Best Cleaning Practices to Prevent the Spread of Infection at Your Senior Care Facility
Cleaning is an essential part of a senior care facility’s daily operations, and it plays multiple critical roles. The pandemic highlighted the importance of cleaning procedures in lowering risk for not only residents, but also staff and visitors. As new knowledge and technology influences ideal cleaning procedures, it’s important to revisit your facility’s cleaning practices to make sure they’re up-to-date and that you’re choosing products that are both effective and safe.
The Importance of Cleaning in Senior Care
Effective cleaning and disinfecting programs have multiple important purposes in senior care settings. Not only do these programs help to remove germs to support residents’ health, but they support caregivers too. “Effective cleaning programs also significantly benefit front line workers by simplifying the approach to their daily responsibility to create a safe and clean space, while not sacrificing their health,” says Daniel Lawson, co-founder and president of business affairs at Viking Pure Solutions. “We are learning more and more about the long-term effects that traditionally-used harsh and toxic chemicals can have on the health of the people that use them.”
Lawson notes that cleaning practices can also have important financial implications by helping to preserve investments made in senior care facilities. “Millions of dollars are invested in these properties, with many having elaborate and expensive materials, furniture, and finishes to add to the environmental aesthetic of a community,” he says. An effective cleaning program can reduce the total chemicals needed in a facility, and carefully chosen cleaning chemicals can replace products that might eventually damage expensive finishes, promoting their longevity and the overall community appearance.

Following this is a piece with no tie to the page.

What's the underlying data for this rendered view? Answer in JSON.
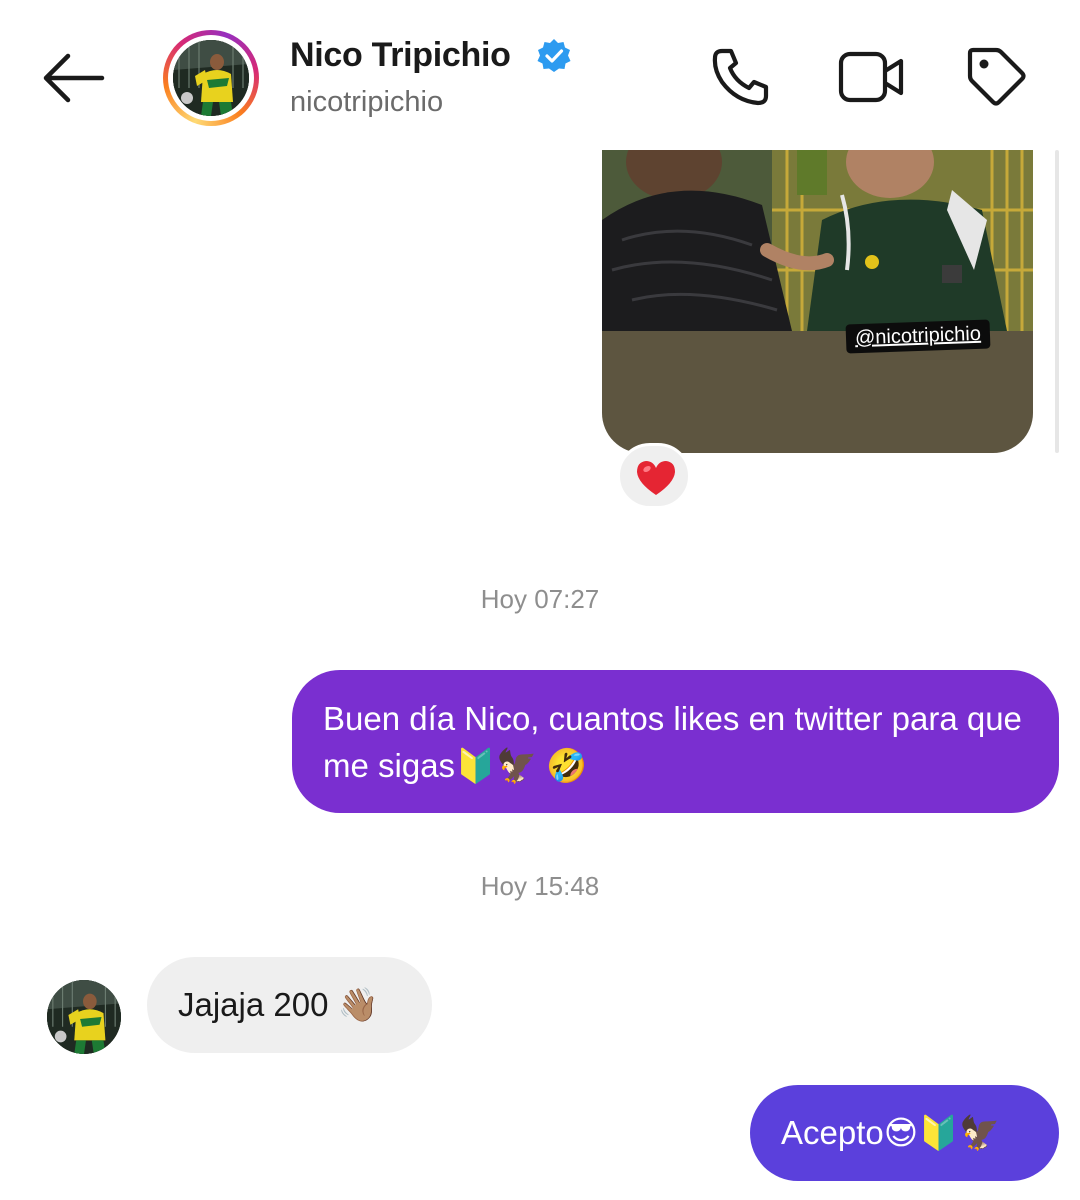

Choosing the Right Cleaning Products
An effective cleaning program starts with strategic product selection, and it’s important to choose products that are not only effective, but safe for the senior care environment. “Any chemical whose provided SDS sheet states any potential hazardous risk when not diluted properly, or when it contacts skin, eyes, or lungs would potentially be very dangerous for residents and those responsible for using these chemicals,” explains Lawson. “Generally speaking, products that contain chemicals such as quats (quaternary ammonium compounds), bleach, hydrogen peroxide, or ammonia should be avoided because of their hazards.”
He encourages senior care facilities to instead source “Ready to Use” products that don’t require any handling of concentrated chemicals or manual dilution to a proper concentration. Look for products that have multi-purpose applications where one solution can serve multiple needs. Lawson encourages facilities to choose chemicals that possess four zeros on the hazard identifier page of the SDS sheet. He also notes that by choosing products that can be generated in unlimited amounts on site, a community won’t rely on monthly ordering and a supply chain.
Designing an Effective Cleaning Program
When designing a cleaning program, Lawson emphasizes the importance of simplifying procedures and product choice. “Limit options for staff, and train staff on effective practices for purposes of infection prevention,” he says. “Look beyond chemicals and invest in healthcare quality microfiber that is both color-coded (different color for bathroom vs. common area, for example) and capable of proper removal of soil/germs from surfaces. Communities should also look for industry partners that aren’t simply monthly order takers and will instead invest man hours in complimentary training and education for staff, residents, and family members.”
He notes that it’s possible to visually evaluate the efficacy of a cleaning program. If staff aren’t cleaning well enough, or if the products they are using are ineffective or at an incorrect concentration, issues like sticky floors, residue on surfaces, and streaky windows will be apparent.
“Disinfection efficacy can be more difficult to assess because of unseen germs and biofilms that may not be apparent to the eye,” says Lawson. “Start by ensuring staff are following product instructions correctly, and then use other tools such as ATP testing to measure invisible contaminants.”
The Enhanced Importance of Cleaning
“COVID opened the industry’s eyes to a lot of discrepancies in infection prevention,” Lawson explains. “It also brought a lot of attention to the disadvantages of using traditional cleaners and disinfectants within a community. Because the industry is now cleaning more than ever, and will be required to for the foreseeable future, preservation of the investment of these communities needs to be of paramount importance.” Communities need to look at ways to become automated, sustainable, and prepared for future outbreaks. “There are amazing technologies and service providers out there, like Viking Pure, positioned perfectly to meet those needs.”
Topics: Facility management , Featured Articles , Infection control , Operations , Risk Management , Training